Friday, March 6, 2009

Why Jason Marin doesn’t speak for me and shouldn’t speak for Latino/as

A letter from Lucho Granados Ceja of Barrio Nuevo to students at the University of Toronto

“I’m a gay Costa Rican Jew. I think that’s pretty diverse”. That’s how University of Toronto Students' Union (UTSU) presidential candidate Jason Marin responded at an elections forum when students expressed concern that his ticket lacked diversity. What Jason needs to realize is that if he purports to represent the Latino community, he must defend our interests. Unfortunately, he has consistently done the opposite.

Barrio Nuevo and its allies regularly see the detrimental effects of poor leadership amongst our community; issues such as a high drop out rates, low participation levels in post secondary education, and racial profiling continue to plague our community. As someone who works with the Latino community in Toronto, it is my opinion that Jason is the very type of “leader” that has been a detriment to our community and kept us oppressed here in Canada for so many years; “leaders” such as right-wing Toronto city councillor Cesar Palacio, who only champion their ethnicity when convenient, and push anti-people policies once in power.

Jason’s record on New College Student Council (NCSC) gives us troubling clues as to how he might behave should he be elected president of UTSU. As president of the NCSC Jason consistently sided with the University of Toronto administration as they advocated for policies that are harmful to economically oppressed and racialized groups, further entrenching the systemic racism found in our society. Naylor’s agenda includes the deregulation of fees, and while Latinos/as - who already face significant barriers to education – would be further marginalized by the skyrocketing tuition fees that would follow deregulation, Jason was absent from organizing against these policies.
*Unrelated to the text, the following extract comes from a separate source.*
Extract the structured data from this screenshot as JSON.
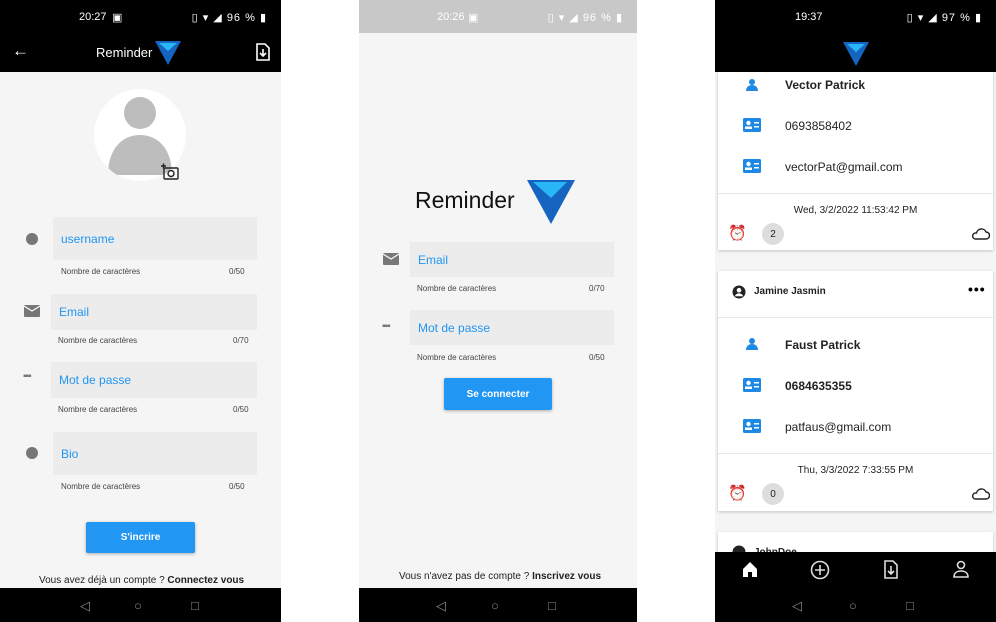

Our elected leaders must see that racism in our society is still a systemic problem and that UofT is no exception. We do not live in a “post-racist” society, and good leaders cannot simply claim to belong to our communities; good leaders must champion our issues to the powerful by taking direction from our communities. Jason, sadly, only takes direction from the administration. Racialized people and their allies need to support leaders that support us, and they will not find such leadership in Jason Marin and his “Change” ticket.

No comments: